A spike in gun violence in Asbury Park is causing a concern not only for residents of the city, but poses a new challenge for police to address.

Asbury Park boardwalk (Facebook)

Asbury Park is undoubtedly a different city than it was years ago. A vibrant downtown, an eclectic entertainment scene, and beautiful ocean have made it an attraction for visitors and a new wave of residents. However, while much of the city is enjoying the fruits of an overall safer Asbury Park, police are contending with a spike of gun violence that has dozens dead or injured.

The city has had 43 shooting for the year, a large amount for a municipality that is just 1.4 square miles. However, police note the shootings are concentrated to one part of the city, a southern section on the city's west side. That community of just over five thousand homeowners, mostly lower income and African American, is in general a hotspot for crime. Over half of the city's robberies and most of the drug trade is in that area.
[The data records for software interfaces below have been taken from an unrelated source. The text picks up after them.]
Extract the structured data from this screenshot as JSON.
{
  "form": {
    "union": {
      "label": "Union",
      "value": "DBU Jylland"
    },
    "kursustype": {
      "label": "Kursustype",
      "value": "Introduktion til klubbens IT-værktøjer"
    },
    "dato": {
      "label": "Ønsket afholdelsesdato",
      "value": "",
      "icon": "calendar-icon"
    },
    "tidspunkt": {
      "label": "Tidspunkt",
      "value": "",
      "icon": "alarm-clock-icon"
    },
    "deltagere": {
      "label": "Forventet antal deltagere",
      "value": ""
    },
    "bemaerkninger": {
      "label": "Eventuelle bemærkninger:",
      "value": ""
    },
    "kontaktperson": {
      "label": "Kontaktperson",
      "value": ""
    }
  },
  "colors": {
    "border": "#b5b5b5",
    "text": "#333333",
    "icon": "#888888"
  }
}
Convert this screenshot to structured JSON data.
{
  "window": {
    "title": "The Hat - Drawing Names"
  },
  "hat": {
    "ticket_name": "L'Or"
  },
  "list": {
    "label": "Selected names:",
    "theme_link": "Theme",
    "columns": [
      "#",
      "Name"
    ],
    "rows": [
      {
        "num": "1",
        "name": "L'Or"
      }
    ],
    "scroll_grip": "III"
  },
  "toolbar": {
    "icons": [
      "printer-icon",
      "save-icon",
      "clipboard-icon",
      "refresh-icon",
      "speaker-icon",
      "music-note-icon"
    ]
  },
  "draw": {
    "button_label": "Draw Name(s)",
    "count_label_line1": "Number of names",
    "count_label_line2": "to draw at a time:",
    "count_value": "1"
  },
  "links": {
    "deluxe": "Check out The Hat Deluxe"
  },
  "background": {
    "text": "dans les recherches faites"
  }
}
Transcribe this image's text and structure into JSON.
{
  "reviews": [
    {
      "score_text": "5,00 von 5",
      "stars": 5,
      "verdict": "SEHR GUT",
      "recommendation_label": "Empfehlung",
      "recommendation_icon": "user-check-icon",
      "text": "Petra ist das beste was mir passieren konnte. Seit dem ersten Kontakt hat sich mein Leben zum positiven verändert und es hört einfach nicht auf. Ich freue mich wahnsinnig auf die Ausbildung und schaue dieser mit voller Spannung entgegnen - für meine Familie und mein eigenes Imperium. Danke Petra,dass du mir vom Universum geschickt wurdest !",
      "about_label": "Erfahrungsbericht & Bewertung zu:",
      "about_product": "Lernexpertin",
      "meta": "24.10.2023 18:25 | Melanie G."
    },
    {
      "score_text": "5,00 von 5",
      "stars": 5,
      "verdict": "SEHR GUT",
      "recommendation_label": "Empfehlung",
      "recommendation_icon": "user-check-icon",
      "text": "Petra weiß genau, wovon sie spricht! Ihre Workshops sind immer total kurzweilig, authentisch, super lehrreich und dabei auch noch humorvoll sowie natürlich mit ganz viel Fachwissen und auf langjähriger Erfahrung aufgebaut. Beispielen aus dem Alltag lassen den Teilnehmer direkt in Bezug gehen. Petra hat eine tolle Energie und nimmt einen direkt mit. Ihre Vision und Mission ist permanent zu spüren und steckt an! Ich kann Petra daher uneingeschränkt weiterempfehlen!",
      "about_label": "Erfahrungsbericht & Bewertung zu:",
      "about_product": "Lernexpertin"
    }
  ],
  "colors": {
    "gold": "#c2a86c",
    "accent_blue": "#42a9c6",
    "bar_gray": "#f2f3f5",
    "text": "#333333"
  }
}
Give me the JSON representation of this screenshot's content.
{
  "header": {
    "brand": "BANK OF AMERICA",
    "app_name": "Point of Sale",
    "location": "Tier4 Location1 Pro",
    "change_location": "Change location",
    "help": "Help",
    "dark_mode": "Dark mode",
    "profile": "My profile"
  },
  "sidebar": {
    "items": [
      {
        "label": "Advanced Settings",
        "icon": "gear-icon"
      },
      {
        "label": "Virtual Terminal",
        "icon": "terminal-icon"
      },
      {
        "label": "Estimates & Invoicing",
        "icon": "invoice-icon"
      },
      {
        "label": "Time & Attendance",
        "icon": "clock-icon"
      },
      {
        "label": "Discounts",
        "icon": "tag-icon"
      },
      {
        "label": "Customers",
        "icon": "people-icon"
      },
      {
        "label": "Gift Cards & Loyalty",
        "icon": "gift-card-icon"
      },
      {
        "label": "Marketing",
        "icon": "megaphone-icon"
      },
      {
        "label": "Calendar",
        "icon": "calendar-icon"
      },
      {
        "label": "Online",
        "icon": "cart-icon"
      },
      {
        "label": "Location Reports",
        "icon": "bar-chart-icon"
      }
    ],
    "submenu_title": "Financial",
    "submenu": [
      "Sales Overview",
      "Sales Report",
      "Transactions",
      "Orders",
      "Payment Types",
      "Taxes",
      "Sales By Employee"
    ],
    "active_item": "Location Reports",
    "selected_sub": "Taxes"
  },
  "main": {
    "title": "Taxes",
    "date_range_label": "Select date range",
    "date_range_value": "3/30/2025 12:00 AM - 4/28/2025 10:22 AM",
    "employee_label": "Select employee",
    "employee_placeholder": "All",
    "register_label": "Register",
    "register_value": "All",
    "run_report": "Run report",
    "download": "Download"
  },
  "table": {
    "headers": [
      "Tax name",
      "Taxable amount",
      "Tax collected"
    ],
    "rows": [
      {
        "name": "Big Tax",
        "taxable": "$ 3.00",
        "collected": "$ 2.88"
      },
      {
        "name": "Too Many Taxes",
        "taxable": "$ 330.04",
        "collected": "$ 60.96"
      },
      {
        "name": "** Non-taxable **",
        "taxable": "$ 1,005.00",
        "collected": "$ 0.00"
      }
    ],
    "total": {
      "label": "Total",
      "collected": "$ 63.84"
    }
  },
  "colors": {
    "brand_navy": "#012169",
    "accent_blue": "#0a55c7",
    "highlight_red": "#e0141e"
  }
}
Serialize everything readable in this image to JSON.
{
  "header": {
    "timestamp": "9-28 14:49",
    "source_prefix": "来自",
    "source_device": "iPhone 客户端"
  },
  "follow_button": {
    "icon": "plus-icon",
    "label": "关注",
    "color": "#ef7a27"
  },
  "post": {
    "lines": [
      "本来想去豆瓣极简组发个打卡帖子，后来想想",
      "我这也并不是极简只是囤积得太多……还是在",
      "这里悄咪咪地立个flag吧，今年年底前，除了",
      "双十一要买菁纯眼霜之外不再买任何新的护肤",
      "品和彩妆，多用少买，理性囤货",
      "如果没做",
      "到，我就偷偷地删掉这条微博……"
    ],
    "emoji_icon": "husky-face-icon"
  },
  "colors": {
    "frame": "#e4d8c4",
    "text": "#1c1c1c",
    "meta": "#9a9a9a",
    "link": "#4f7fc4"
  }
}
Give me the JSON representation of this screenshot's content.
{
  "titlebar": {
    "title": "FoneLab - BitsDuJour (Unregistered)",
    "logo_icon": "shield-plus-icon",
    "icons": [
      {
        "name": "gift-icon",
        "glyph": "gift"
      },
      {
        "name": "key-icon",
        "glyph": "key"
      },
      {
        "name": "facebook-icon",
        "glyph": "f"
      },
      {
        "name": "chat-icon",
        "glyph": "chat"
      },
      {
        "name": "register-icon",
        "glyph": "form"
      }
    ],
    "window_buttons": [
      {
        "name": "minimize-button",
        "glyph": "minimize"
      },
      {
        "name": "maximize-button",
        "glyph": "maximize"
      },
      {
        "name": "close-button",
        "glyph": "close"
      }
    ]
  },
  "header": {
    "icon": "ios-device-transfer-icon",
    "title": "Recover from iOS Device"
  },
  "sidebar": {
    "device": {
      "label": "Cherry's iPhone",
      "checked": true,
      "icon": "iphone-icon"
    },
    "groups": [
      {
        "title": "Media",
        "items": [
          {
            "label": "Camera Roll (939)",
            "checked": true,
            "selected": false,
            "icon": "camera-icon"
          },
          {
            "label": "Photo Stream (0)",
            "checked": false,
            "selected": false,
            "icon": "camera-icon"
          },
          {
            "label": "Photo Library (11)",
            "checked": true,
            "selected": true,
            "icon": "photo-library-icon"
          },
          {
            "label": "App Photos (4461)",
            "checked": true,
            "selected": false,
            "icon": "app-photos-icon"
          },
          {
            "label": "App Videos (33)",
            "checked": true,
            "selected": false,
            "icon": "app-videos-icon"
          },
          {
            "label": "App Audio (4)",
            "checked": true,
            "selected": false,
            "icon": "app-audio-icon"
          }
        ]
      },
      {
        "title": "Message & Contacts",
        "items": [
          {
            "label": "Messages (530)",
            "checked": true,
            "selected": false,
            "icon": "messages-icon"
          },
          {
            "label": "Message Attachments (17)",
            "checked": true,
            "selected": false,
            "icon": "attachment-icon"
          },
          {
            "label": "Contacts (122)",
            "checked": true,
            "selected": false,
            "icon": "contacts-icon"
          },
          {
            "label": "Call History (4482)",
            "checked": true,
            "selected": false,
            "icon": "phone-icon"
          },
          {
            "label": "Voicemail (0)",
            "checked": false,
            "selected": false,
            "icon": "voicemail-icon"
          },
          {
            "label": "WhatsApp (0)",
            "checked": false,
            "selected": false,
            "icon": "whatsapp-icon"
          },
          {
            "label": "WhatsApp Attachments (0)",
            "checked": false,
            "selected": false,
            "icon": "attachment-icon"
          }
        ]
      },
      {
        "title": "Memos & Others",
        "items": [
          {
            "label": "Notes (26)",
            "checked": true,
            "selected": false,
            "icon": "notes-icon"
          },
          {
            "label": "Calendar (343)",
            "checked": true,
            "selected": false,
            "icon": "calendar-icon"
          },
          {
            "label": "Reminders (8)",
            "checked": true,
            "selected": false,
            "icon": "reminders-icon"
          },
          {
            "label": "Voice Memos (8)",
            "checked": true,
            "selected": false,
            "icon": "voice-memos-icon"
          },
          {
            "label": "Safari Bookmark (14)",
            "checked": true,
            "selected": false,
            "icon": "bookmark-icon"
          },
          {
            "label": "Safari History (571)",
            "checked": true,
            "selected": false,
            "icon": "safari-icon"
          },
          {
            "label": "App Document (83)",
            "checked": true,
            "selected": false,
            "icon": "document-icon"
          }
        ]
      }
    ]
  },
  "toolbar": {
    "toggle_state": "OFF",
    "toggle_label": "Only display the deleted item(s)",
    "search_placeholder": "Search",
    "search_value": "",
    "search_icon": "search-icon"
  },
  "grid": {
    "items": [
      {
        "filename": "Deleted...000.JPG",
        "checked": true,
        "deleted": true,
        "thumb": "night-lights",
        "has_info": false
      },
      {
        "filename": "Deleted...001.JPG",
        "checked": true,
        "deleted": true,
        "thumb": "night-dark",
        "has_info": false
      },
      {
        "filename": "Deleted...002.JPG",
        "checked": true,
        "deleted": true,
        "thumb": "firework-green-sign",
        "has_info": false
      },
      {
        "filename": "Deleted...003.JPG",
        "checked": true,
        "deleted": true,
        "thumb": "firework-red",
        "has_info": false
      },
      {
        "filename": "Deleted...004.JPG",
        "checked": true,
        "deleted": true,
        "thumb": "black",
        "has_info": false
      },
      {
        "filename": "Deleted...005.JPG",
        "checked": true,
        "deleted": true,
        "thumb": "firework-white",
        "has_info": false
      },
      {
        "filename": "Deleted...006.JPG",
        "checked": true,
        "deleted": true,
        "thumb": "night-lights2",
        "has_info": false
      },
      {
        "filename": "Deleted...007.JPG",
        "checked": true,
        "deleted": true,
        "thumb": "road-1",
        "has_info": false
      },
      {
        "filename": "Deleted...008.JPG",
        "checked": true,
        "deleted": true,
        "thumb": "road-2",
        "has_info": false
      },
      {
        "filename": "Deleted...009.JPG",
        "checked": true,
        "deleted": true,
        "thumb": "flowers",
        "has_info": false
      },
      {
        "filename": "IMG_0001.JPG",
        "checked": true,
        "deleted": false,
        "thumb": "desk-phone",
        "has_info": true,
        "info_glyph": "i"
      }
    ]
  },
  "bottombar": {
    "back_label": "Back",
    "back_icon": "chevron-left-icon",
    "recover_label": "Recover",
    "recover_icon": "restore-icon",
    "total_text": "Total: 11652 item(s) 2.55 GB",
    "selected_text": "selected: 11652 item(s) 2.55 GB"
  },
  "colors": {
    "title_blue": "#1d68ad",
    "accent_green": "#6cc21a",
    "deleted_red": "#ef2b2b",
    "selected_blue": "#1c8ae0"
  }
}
Asbury Park police say while overall violent crime is down, the increase in gun violence is not only primarily relegated to one part of the city but also believed to carried out by many of the same actors.

"Most of the violence in terms of gun violence have not been random acts of violence," Says Asbury Park Detective Captain Anthony Solerno. He notes one of the biggest problems they have dealing with this kind of violence is getting support from the community.

The police department has directed much of their over 80-person police force towards the high crime areas and a narcotics and gang unit has been active, taking over a hundred guns off the street in the past year. Though Solerno points out, more police isn't the magic bullet solution.

"These acts of violence are planned, and when they're planned, they planned to take place when there is no police officers in the area."

He says what they are missing is true support from the community.

"The public does not come forward as witnesses, most people anonymously and even if they do speak to us, refuse to cooperate through investigations."

However, Monmouth County Acting Prosecutor Chris Gramiccione says any kind of information is still welcome and info can be taken anonymously.

"I think there's a misconception in cities like Asbury where if you provide police officers confidential information…that it means automatically you're going to be sitting on the stand eyeballing a person in court as someone you saw committing a particular crime. The reality is in 90 plus percent of the cases, that's not the situation."

He notes his office is dealing with a mentality of "Don't Snitch" that purveys not only Asbury Park, but cities throughout the country.

"What I'm trying to do is just rid the public of the notion that every time you communicate information it means you're going to be publicly identified as someone who ratted, who snitched. That's not the case here."

Solerno says for there to be lasting changes, the judicial system needs to prosecute and keep them off the streets, and the community needs to demand it.

He points out with Mark Kinmon taking over duties as police chief for the city, there has been drastic improvements to the way they fight crime. Notably the amount of outside agencies Kinmon has brought in to assist in catching criminals.

"We have had many outside agencies assisting us. From the state police to ATF, DEA, FBI, United States Marshalls, Monmouth County's Sheriff's, as well as our primary partners the Monmouth County Prosecutors Office. That's a large contingent of assistance."

Anyone with any information can call the Asbury Park Tip Line (732) 774-1300, detectives can be reached directly at (732) 502-5770.